A new edition of the Russian Pharmacopoeia is also targeted every five years, but the actual publication has not strictly adhered to this intended schedule. These official updates to the SPRF are provided on the commission website in Russian only; an English translation is not available. The challenges with publication schedules and translations again make it critical to the success of a company’s compendial vigilance program to have a strong connection with their local contact group to provide access to speedy translations of proposed and official items for assessment. The urgency for receiving the translation can be reduced as some pharmacopoeias (e.g., SP RF) allow a delayed implementation timing due to the lack of the information in English. However, this is not the case with all national pharmacopoeias (e.g., ChP) where a very short time may be provided for compliance with the updated requirements following publication in the local language. In the case where implementation follows a short timeline, connection with the company’s local regulatory group (or other identified function) to provide the translation is critical to ensure on-time compliance. Additional information about the pharmacopoeias in India, Korea, and Brazil is provided in Table II.
The revision processes used by the pharmacopoeias, and their associated schedules for publication of proposed and official updates reveal some similarities, but also many differences between global and national pharmacopoeias. Pharmacopoeial revision activities are inextricably bound to the surveillance activities carried out by the bio/pharmaceutical industry. The next article in this series will take a closer look at the industry processes to monitor the significant volume of changes published in the pharmacopoeias and to remain compliant with the current requirements.
The authors gratefully acknowledge the contribution of Susan J. Schniepp for her technical review and helpful suggestions during the preparation of this series of articles.
1. J.M. Wiggins and J.A. Albanese, “Why Pharmacopoeia Compliance Is Necessary,” Pharmaceutical Technology Regulatory Sourcebook eBook, 28–34 (September 2019).
2. J.M. Wiggins and J.A. Albanese, “Why Pharmacopoeia Compliance Is Difficult,” Pharmaceutical Technology Regulatory Sourcebook eBook, 36–42 (September 2019).
3. J. M. Wiggins and J. A. Albanese, “A Brief History of Pharmacopoeias: A Global Perspective,” www.pharmtech.com (September 2019).
4. J.M. Wiggins and J.A. Albanese, “Global Pharmacopoeia Standards: Why Harmonization is Needed,” Pharmaceutical Technology Regulatory Sourcebook eBook, 43–47 (September 2019).
5. J. M. Wiggins and J. A. Albanese, “Harmonization Efforts by Pharmacopoeias and Regulatory Agencies,” www.pharmtech.com (September 2019).6. N. A. Schwarzwalder and R. H. Bishara, American Pharmaceutical Review 7 (4), 53-57 (July-Aug 2004).

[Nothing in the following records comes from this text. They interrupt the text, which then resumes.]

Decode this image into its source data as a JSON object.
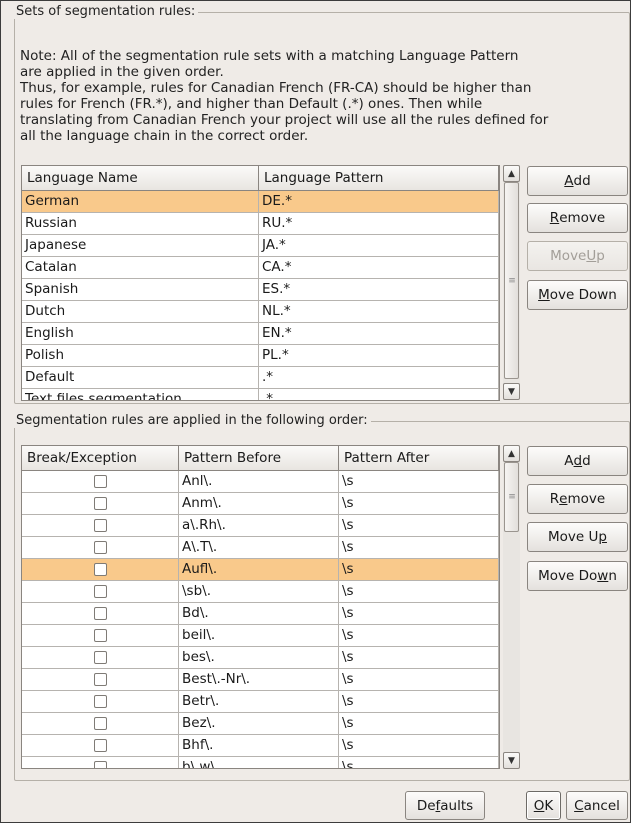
{
  "sets_group": {
    "title": "Sets of segmentation rules:",
    "note": [
      "Note: All of the segmentation rule sets with a matching Language Pattern",
      "are applied in the given order.",
      "Thus, for example, rules for Canadian French (FR-CA) should be higher than",
      "rules for French (FR.*), and higher than Default (.*) ones. Then while",
      "translating from Canadian French your project will use all the rules defined for",
      "all the language chain in the correct order."
    ],
    "columns": [
      "Language Name",
      "Language Pattern"
    ],
    "rows": [
      {
        "name": "German",
        "pattern": "DE.*",
        "selected": true
      },
      {
        "name": "Russian",
        "pattern": "RU.*"
      },
      {
        "name": "Japanese",
        "pattern": "JA.*"
      },
      {
        "name": "Catalan",
        "pattern": "CA.*"
      },
      {
        "name": "Spanish",
        "pattern": "ES.*"
      },
      {
        "name": "Dutch",
        "pattern": "NL.*"
      },
      {
        "name": "English",
        "pattern": "EN.*"
      },
      {
        "name": "Polish",
        "pattern": "PL.*"
      },
      {
        "name": "Default",
        "pattern": ".*"
      },
      {
        "name": "Text files segmentation",
        "pattern": ".*"
      }
    ],
    "buttons": {
      "add": {
        "pre": "",
        "key": "A",
        "post": "dd"
      },
      "remove": {
        "pre": "",
        "key": "R",
        "post": "emove"
      },
      "move_up": {
        "pre": "Move ",
        "key": "U",
        "post": "p"
      },
      "move_down": {
        "pre": "",
        "key": "M",
        "post": "ove Down"
      }
    }
  },
  "rules_group": {
    "title": "Segmentation rules are applied in the following order:",
    "columns": [
      "Break/Exception",
      "Pattern Before",
      "Pattern After"
    ],
    "rows": [
      {
        "before": "Anl\\.",
        "after": "\\s"
      },
      {
        "before": "Anm\\.",
        "after": "\\s"
      },
      {
        "before": "a\\.Rh\\.",
        "after": "\\s"
      },
      {
        "before": "A\\.T\\.",
        "after": "\\s"
      },
      {
        "before": "Aufl\\.",
        "after": "\\s",
        "selected": true
      },
      {
        "before": "\\sb\\.",
        "after": "\\s"
      },
      {
        "before": "Bd\\.",
        "after": "\\s"
      },
      {
        "before": "beil\\.",
        "after": "\\s"
      },
      {
        "before": "bes\\.",
        "after": "\\s"
      },
      {
        "before": "Best\\.-Nr\\.",
        "after": "\\s"
      },
      {
        "before": "Betr\\.",
        "after": "\\s"
      },
      {
        "before": "Bez\\.",
        "after": "\\s"
      },
      {
        "before": "Bhf\\.",
        "after": "\\s"
      },
      {
        "before": "b\\.w\\.",
        "after": "\\s"
      }
    ],
    "buttons": {
      "add": {
        "pre": "A",
        "key": "d",
        "post": "d"
      },
      "remove": {
        "pre": "R",
        "key": "e",
        "post": "move"
      },
      "move_up": {
        "pre": "Move U",
        "key": "p",
        "post": ""
      },
      "move_down": {
        "pre": "Move Do",
        "key": "w",
        "post": "n"
      }
    }
  },
  "footer": {
    "defaults": {
      "pre": "De",
      "key": "f",
      "post": "aults"
    },
    "ok": {
      "pre": "",
      "key": "O",
      "post": "K"
    },
    "cancel": {
      "pre": "",
      "key": "C",
      "post": "ancel"
    }
  }
}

7. EDQM, “
8. USP, The USP Monograph and Reference Standard Development Process, USP.org.
9. USP, Review Work Plans, USP.org.
10. USP, FAQs for USP-Transitioning from the Print/Flash Drive Format to the USP–NF Online Format, USPNF.com.
11. USP, USP–NF Accelerated Revision Process, USP.org.
13. USP, Pending Monographs, USPNF.com.
14. WHO, International Meetings of World Pharmacopoeias, WHO.int.
15. WHO, “Review of World Pharmacopoeias,” World Health Organization (WHO) Working Document QAS/12.512/Rev.1 (March 2013).
16. WHO, “Good Pharmacopoeial Practices”, WHO Expert Committee on Specifications for Pharmaceutical Preparations Fiftieth Report, Technical Report Series No. 996, Annex 1, 67–85 (2016).